by Friedrich Nietzsche
Ye crowd around your neighbour, and have fine words for it. But I say
you: your neighbour-love is your bad love of yourselves.
Ye flee unto your neighbour from yourselves, and would fain make a
thereof: but I fathom your unselfishness.
The THOU is older than the I; the THOU hath
been consecrated, but not yet
the I: so man presseth nigh unto his neighbour.
Do I advise you to neighbour-love? Rather do I advise you to
flight and to furthest love!
Higher than love to your neighbour is love to the furthest and future
higher still than love to men, is love to things and phantoms.
The phantom that runneth on before thee, my brother, is fairer than
why dost thou not give unto it thy flesh and thy bones? But thou fearest,
and runnest unto thy neighbour.
Ye cannot endure it with yourselves, and do not love yourselves
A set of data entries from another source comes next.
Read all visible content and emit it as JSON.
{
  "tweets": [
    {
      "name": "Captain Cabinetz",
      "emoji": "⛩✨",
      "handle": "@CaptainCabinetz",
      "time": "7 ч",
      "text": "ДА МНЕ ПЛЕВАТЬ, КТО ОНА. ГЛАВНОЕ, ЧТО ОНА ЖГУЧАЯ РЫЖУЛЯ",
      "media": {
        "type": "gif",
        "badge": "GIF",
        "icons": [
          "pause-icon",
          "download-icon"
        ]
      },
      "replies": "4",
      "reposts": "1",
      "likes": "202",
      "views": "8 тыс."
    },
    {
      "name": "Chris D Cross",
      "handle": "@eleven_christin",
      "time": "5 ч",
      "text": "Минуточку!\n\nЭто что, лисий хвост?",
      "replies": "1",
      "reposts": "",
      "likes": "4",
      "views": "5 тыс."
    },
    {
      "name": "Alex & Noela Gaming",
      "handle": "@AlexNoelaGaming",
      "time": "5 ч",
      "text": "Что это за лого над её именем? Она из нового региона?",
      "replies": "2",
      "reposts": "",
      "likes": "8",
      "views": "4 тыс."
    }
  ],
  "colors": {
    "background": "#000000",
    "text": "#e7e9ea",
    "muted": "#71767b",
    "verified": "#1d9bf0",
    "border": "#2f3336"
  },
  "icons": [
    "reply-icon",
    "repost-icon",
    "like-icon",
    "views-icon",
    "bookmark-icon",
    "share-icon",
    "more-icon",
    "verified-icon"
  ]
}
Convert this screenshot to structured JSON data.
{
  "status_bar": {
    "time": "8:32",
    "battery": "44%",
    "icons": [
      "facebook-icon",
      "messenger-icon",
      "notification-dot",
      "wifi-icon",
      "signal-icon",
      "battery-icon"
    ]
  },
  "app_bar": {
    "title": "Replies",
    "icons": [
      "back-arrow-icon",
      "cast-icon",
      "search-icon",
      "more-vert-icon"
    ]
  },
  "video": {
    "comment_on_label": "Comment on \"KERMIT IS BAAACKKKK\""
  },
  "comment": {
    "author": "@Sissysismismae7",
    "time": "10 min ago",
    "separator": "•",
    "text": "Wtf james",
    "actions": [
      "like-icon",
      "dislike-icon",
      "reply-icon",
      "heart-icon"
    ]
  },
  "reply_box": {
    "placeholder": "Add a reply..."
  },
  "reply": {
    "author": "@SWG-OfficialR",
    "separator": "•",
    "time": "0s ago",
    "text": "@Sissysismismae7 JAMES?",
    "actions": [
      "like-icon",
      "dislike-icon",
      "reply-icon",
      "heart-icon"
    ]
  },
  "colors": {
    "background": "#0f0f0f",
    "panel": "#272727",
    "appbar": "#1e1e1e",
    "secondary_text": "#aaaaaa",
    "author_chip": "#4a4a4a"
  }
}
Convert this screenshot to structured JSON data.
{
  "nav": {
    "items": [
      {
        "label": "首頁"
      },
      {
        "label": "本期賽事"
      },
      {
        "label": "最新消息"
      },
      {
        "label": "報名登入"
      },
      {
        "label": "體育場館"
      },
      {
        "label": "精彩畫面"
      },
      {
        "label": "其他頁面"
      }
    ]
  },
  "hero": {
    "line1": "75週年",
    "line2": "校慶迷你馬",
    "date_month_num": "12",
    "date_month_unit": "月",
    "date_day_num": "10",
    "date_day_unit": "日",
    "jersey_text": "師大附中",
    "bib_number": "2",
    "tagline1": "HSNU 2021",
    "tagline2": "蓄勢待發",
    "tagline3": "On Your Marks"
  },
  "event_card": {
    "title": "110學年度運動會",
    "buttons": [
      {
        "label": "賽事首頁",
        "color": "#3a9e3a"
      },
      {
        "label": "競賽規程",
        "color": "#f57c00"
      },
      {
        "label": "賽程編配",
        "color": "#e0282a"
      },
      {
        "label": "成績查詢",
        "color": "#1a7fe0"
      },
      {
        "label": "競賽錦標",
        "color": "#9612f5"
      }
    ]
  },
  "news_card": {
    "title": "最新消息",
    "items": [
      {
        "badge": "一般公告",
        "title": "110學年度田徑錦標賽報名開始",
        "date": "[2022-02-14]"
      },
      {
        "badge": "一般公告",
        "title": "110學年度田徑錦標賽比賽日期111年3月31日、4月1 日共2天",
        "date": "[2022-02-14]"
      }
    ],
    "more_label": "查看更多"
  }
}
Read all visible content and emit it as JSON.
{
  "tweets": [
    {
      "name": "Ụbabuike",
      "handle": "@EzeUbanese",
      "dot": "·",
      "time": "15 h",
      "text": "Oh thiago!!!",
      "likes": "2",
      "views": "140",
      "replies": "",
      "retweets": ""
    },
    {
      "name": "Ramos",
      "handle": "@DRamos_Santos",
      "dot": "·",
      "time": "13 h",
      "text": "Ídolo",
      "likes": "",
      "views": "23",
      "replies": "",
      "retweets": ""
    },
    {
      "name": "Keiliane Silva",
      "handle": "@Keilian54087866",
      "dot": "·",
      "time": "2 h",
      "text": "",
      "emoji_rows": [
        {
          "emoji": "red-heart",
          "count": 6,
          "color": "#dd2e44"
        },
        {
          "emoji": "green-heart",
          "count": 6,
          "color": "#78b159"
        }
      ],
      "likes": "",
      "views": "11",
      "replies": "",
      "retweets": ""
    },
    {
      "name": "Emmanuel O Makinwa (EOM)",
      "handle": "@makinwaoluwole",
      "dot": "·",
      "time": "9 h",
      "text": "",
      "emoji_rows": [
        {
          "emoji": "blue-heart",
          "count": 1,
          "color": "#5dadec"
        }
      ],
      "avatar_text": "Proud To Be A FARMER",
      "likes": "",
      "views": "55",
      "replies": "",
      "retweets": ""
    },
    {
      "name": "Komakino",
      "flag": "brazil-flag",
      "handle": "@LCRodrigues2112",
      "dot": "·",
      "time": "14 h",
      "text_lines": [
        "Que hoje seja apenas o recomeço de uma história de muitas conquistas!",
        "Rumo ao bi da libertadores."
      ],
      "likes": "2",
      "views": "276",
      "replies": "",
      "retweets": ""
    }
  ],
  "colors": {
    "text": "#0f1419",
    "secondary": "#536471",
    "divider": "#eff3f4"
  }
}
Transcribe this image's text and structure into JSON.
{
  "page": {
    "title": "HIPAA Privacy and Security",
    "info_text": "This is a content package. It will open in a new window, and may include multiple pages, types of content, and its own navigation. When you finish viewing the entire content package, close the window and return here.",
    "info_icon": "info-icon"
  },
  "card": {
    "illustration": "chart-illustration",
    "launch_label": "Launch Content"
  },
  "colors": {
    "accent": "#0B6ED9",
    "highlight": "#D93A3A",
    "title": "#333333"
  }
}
sufficiently: so ye seek to mislead your neighbour into love, and would
fain gild yourselves with his error.
Would that ye could not endure it with any kind of near ones, or their
neighbours; then would ye have to create your friend and his overflowing
heart out of yourselves.
Ye call in a witness when ye want to speak well of yourselves; and when
have misled him to think well of you, ye also think well of yourselves.
Not only doth he lie, who speaketh contrary to his knowledge, but
he who speaketh contrary to his ignorance. And thus speak ye of yourselves
in your intercourse, and belie your neighbour with yourselves.
Thus saith the fool: Association with men spoileth the character,
especially when one hath none.
The one goeth to his neighbour because he seeketh himself, and the other
because he would fain lose himself. Your bad love to yourselves maketh
solitude a prison to you.
The furthest ones are they who pay for your love to the near ones; and
there are but five of you together, a sixth must always die.
I love not your festivals either: too many actors found I there, and even
the spectators often behaved like actors.
Not the neighbour do I teach you, but the friend. Let the friend be the
festival of the earth to you, and a foretaste of the Superman.
I teach you the friend and his overflowing heart. But one must know
be a sponge, if one would be loved by overflowing hearts.
I teach you the friend in whom the world standeth complete, a capsule of
the good,--the creating friend, who hath always a complete world to bestow.
And as the world unrolled itself for him, so rolleth it together again for
him in rings, as the growth of good through evil, as the growth of purpose
out of chance.
Let the future and the furthest be the motive of thy to-day; in thy friend
shalt thou love the Superman as thy motive.
My brethren, I advise you not to neighbour-love--I advise you to
Thus spake Zarathustra.
the first thought of Zarathustra